Across Calcutta, hundreds of unauthorised hoardings hang along the roads posing danger to pedestrians and motorists.

The number of such hoardings increase manifold during Puja but the civic body has no clue about how many billboards have come up and where.

Civic officials admitted that these “temporary” hoardings did not bring them any revenue and they had no control over them.

A 23-year-old woman died in Chennai on Thursday after an illegal hoarding fell on the two-wheeler she was riding. The woman fell off the two-wheeler and was run over by a water tanker.

The death of Subashri Ravi prompted Madras High Court to comment on Friday “how many more litres of blood the state government needs to paint the roads with”.

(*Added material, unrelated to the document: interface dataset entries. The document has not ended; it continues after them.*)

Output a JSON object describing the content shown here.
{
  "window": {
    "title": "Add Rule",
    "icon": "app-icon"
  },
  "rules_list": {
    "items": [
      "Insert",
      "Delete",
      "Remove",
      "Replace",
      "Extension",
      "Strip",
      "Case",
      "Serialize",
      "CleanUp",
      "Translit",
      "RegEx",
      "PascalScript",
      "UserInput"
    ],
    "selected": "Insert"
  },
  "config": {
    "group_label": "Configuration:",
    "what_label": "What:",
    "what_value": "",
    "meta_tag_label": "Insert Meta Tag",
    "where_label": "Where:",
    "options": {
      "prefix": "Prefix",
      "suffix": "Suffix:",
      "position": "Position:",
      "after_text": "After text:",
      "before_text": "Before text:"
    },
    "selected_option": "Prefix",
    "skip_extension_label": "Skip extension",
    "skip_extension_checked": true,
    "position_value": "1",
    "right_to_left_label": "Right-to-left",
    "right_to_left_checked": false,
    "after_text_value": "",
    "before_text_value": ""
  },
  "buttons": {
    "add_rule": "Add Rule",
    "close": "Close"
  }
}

Metro found hundreds of such hoardings in the city on Saturday. These include hoardings that Durga Puja committees have put up, those that announce political rallies as well as cultural programmes enjoying patronage of the government.

At the Rashbehari crossing, hoardings hanging above the guardrails have hidden the view of the footpath and buildings behind them. Along Rashbehari Avenue — the road going towards Gariahat from Rashbehari crossing — bamboo structures have been erected on the footpath to put up the hoardings.

A few commercial hoardings have already been put up. The hoardings are tied with the bamboo frame using iron wires or cloth pieces.

Sources in the Calcutta Municipal Corporation (CMC) said that Durga Puja committees erect the bamboo frames to put up advertisements for a fee.

“Earlier we used to earn revenue from advertisements put up during Puja. This also ensured some supervision over these hoardings,” said a CMC official. But in 2015 chief minister Mamata Banerjee announced a complete waiver of CMC tax on Puja advertisements.

Durga Puja related hoardings have also come up along SP Mukherjee Road.

But Puja hoardings are not the only ones that hang from the guardrails or median dividers. At the Mayo Road-Jawaharlal Nehru Road crossing, hoardings of a state government-organised television awards ceremony, one announcing a political rally as well as one promoting “Safe Drive Save Life” hang from the iron fencing along the footpath.

The hoarding of a CMC-sponsored food festival hangs from the median divider opposite Oberoi Grand in Esplanade.

Debashis Kumar, the mayoral council in-charge of advertisements, admitted that most of the hoardings had been put up without the CMC’s permission.

“What happened in Chennai is extremely unfortunate and I hope that everyone becomes extra cautious. But it is really difficult for us to keep track of all the hoardings that are put up along the roads in Calcutta. Many hoardings are put up without informing us,” said Kumar.

Kumar said that the CMC had control over permanent hoardings put up on buildings. But the innumerable hoardings made of flex with lightwood as frame were beyond any supervision.